What do we really know about Hitler's personality? Today, in a troubled world of political and religious leaders like the late Osama bin Laden, messianic ISIS chief Abu Bakr Al-Baghdadi, and enigmatic North Korean dictator Kim Jong-Un, it is more important than ever to understand the underlying psychology of such dangerous individuals.

From Self to Selfie

By Susan Scheftel Ph.D. on November 28, 2014 in Evolving Minds
We do not always know where our smart machines leave off and we begin. The author describes "influencing machine" delusions which closely resemble some of our current technological realities. There are subtle risks in the ways smart machines may be restructuring the development of small childrens' minds.

The “Antidepressants” Work for Everything

On Oct 16 an enthusiastic piece was published in the Scientific American on “The Rise of All-Purpose Antidepressants.” It was simply thrilling, the author noted, that Prozac and its cousins turned out to be effective, not just in depression, but...

Ethical Robots and Brain Implants for Mental Illness

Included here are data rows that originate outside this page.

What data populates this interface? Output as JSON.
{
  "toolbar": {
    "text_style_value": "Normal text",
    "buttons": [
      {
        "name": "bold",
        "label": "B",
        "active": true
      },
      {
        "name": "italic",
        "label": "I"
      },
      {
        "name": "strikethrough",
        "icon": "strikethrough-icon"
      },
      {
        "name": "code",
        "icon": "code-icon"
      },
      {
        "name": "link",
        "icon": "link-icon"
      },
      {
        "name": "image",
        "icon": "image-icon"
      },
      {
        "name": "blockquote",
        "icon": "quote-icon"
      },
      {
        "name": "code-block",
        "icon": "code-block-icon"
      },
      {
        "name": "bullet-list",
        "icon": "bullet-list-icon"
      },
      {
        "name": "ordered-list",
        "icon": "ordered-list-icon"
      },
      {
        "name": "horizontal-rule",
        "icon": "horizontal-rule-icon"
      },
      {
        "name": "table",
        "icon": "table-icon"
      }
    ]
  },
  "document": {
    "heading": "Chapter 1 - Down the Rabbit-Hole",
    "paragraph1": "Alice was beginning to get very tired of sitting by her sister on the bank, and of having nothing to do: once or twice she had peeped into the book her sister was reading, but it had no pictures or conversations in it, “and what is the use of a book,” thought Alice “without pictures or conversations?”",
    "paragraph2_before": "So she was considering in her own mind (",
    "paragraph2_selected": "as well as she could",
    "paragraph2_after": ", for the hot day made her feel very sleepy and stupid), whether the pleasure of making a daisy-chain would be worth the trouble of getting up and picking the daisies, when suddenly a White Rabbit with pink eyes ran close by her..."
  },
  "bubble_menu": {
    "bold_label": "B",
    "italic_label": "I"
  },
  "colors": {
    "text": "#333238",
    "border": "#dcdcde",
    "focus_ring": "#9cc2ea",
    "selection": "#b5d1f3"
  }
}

By Fjola Helgadottir Ph.D. on July 05, 2014 in Man Talks to Machine
Two recent grants provide funding for research into robot ethics and brain implants for the with mentally ill. These are both projects with exciting potential, but are not without opportunities for misuse.

Musical Flairs

By Mark D. Griffiths Ph.D. on July 02, 2014 in In Excess
There are a number of case studies in the psychological literature on compulsive singing and other music related compulsions such as compulsive humming and whistling (although these all appear to be consequences of other underlying conditions). But what exactly have these case studies found relating to compulsive musical behavior?

How to Beat OCD Without Drugs (It's Simple But Not Easy!)

By Clifford N Lazarus Ph.D. on June 18, 2014 in Think Well
Here's how to conquer OCD using CBT which is more effective than drug treatment, has no medication side-effects, and has a lower relapse rate. You'll be surprised how simple it is.